Interactive Art and Computational Design
Spring 2016 Syllabus
Prof. Golan Levin
COURSE NUMBER, MEETING TIMES, MEETING LOCATIONS:
Course Numbers: 60-412, 62-726, 51-482, 51-882
Location: CFA-111, CFA building, CMU
Time: Tuesday/Thursday mornings, 8:30-11:30am
Course Calendar: http://bit.ly/golancoursecalendar
This is an advanced studio course in arts-engineering and new media practice (with an emphasis for Spring 2016 on mapping and information visualization using geographic data). Topics surveyed in the course will be tailored to student interests, and may include: experimental interface design, locative and mobile media, data-driven activism, image processing and computer vision-based interactions, and other topics. Through a small number of exploratory assignments and a public capstone project, students will bolster interdisciplinary problem-solving abilities and explore computation as a medium for curiosity-driven experimentation. Enrolling students are expected to have demonstrable programming skills, without exception, beyond the level of an introductory class such as 15-112. Although the course will provide technical overviews of major visualization toolkits (including D3, Processing, and openFrameworks), assignments may be executed in the student’s preferred programming environment. Graduate students should register for section 51-882 or 60-712, which meets with the undergraduate sections 60-412 and 51-482.
Upon successful completion of this course, students will:
- Have practical skills in the use of popular open-source arts engineering tools, such as Processing and OpenFrameworks, for new-media arts development
- Gain familiarity with the repertoire of artists, designers, works and activities around interactive art, information visualization, and computational design
- Understand the use of computational techniques in interactive 2D and 3D visualization
- Understand how to execute a project iteratively from prototype to final work
- Understand how to document and present creative work in person and online
REQUIRED COURSE MATERIALS
Students should have access to a personal laptop; OSX, Windows and Linux are all acceptable. However, although nearly all of the toolkits with which we work are free and cross-platform, example projects will generally only be given for OSX. An Android or iOS smartphone may also be helpful for some projects.
Enrolling students are expected to have demonstrable programming skills, without exception, beyond the level of an introductory class such as 15-112. Although the course will provide technical overviews of major arts-engineering toolkits, assignments may be executed (except where indicated) in the student’s preferred programming environment. Graduate students should register for section 51-882, which meets with the undergraduate sections 60-412, 51-482, and 62-726.
Spring 2016: 12 Units
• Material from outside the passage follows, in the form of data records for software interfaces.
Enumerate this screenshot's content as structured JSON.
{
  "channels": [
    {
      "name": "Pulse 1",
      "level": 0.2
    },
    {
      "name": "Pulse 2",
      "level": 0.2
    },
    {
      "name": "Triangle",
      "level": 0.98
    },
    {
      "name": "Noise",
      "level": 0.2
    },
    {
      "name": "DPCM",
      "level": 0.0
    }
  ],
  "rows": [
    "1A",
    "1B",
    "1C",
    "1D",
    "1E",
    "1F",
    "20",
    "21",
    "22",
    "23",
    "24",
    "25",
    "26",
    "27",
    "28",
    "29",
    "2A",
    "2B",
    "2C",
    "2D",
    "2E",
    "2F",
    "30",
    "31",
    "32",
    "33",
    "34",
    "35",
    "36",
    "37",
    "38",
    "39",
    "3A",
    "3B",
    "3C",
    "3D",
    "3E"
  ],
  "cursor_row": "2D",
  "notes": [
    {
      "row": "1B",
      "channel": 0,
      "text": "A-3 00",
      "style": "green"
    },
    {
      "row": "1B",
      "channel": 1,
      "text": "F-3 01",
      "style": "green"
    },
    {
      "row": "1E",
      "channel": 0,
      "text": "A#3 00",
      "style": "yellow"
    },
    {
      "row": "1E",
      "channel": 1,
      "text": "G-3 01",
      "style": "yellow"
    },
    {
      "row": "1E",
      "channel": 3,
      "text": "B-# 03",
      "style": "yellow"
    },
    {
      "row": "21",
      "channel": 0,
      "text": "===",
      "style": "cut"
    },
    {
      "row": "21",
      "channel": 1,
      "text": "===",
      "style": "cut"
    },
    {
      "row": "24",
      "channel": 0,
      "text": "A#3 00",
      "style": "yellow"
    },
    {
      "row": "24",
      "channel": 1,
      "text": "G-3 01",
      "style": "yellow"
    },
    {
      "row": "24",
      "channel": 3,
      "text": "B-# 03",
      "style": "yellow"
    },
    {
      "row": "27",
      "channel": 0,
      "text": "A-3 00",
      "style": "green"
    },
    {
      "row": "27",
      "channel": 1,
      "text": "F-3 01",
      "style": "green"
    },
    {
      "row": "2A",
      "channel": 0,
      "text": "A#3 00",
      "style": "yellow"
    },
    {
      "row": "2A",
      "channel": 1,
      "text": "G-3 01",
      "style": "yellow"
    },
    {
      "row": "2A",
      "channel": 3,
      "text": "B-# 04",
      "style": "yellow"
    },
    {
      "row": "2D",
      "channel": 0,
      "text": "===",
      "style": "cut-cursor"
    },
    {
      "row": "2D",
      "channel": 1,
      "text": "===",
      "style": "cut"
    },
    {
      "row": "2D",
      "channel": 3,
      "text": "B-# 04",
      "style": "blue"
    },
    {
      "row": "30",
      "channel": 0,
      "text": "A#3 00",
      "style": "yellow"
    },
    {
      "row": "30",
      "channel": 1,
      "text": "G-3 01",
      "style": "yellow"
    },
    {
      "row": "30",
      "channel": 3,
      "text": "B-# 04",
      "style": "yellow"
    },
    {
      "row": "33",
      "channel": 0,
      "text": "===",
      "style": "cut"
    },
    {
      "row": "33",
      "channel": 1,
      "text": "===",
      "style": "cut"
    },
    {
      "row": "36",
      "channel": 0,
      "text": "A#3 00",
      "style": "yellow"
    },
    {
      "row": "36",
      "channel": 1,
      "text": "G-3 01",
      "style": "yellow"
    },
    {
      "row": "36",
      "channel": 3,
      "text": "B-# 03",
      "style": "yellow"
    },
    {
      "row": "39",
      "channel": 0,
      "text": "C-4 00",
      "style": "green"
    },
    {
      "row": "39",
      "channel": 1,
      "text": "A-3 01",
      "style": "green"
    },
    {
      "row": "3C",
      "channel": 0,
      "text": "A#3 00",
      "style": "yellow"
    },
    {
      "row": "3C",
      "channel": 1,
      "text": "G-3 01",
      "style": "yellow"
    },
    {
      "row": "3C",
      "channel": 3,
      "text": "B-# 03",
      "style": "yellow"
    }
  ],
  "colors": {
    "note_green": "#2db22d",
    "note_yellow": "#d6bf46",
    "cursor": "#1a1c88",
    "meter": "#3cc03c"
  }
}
There are four main assignments: three small projects due at (approximately) 14-21 day intervals, and a Capstone project with a proposal, check-in, and public exhibition phase. Additionally, students must make weekly “Looking Outwards” research reports based on Internet research. More details are on the Assignments page.